You’ve learned a few technical tips, but don’t let this scare you from taking photos. They are little tips that you can start to train your eye to see. However, moments are fleeting and you can’t always stop the moment and reposition your subject. So, I would simply encourage you to just capture life when life is happening. The beautiful moments in life! When you have the time to look for the ideal light, watch for mergers, and adjust your exposure, then do so! But when you don’t, just simply capture the moment. You’ll be so happy you did!
Then after you have captured that beautiful moment, please don’t just keep it on your phone or computer, print that baby! The generations after you will thank you!
Step 5) Print. Print. Print.
Did I mention that you should probably print your photos? Well, let me repeat. Print your photos! I believe moments large and small should be printed – consider it just one back up of your photos (external hard drives are nice for another back up). Some of my favorite moments as a child and even now, as an adult, are browsing through old printed photos. We live in a technology-driven era and its wonderful! However, technology sometimes fails and then, sadly, it’s likely too late. Take it from the girl who lost the first 4 months of photos and videos from my son’s life that I had captured on my iPhone before it crashed and burned. Thankfully, I had a few professional photos taken and family members who shared what they had captured. But some of those sweet little moments that just he and I shared together are now only memories. I urge you to consider printing your photos so you, your children, and generations beyond will have them to look through! In our home, we have a few large canvases of different phases of our family life, we have smaller prints in frames and we love and use little printed books for all the images that we capture on our phones (even a photographer finds herself documenting her life on an iPhone). Whatever and however you choose to display your images, I hope you choose to print them!

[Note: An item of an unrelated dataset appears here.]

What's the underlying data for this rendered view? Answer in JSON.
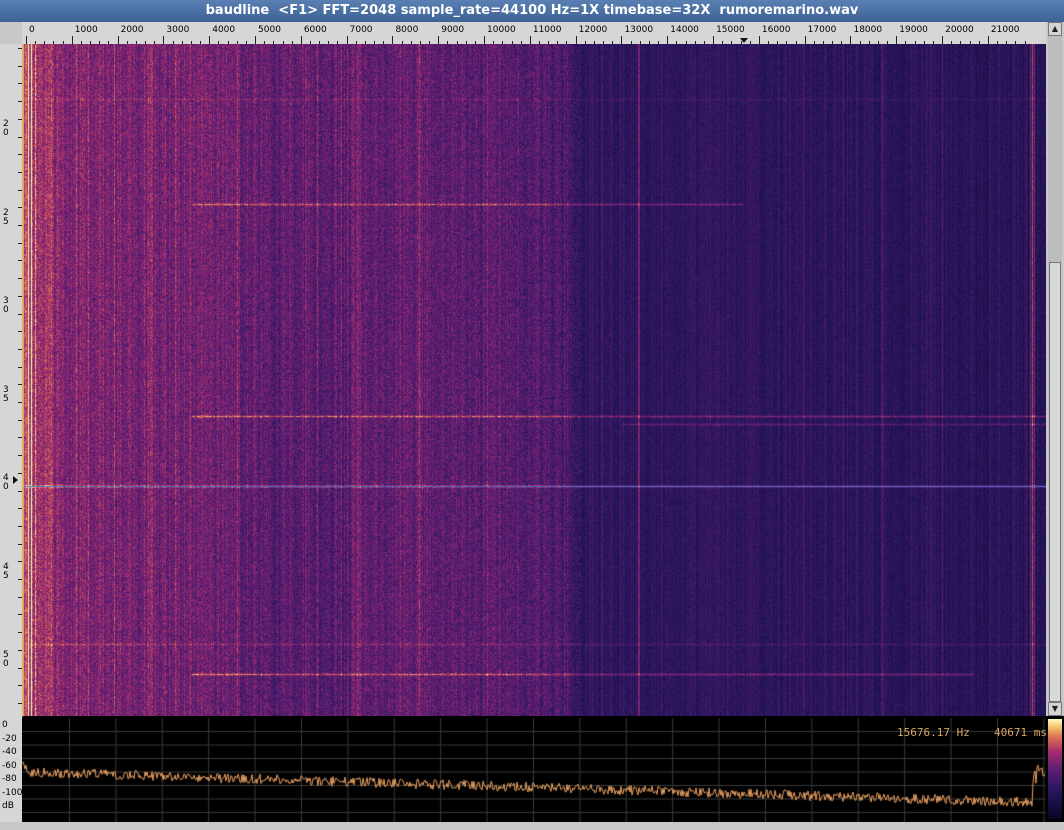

If you are wanting or needing photos done for your family, we are more than happy to recommend some of our most favorite photographers in the area! Send us a message or give one of us a call. Whether it’s for photos or a business question, reach out to us, because more than anything, we love to support small local businesses and connect you with the businesses that will bring light and ease into your lives!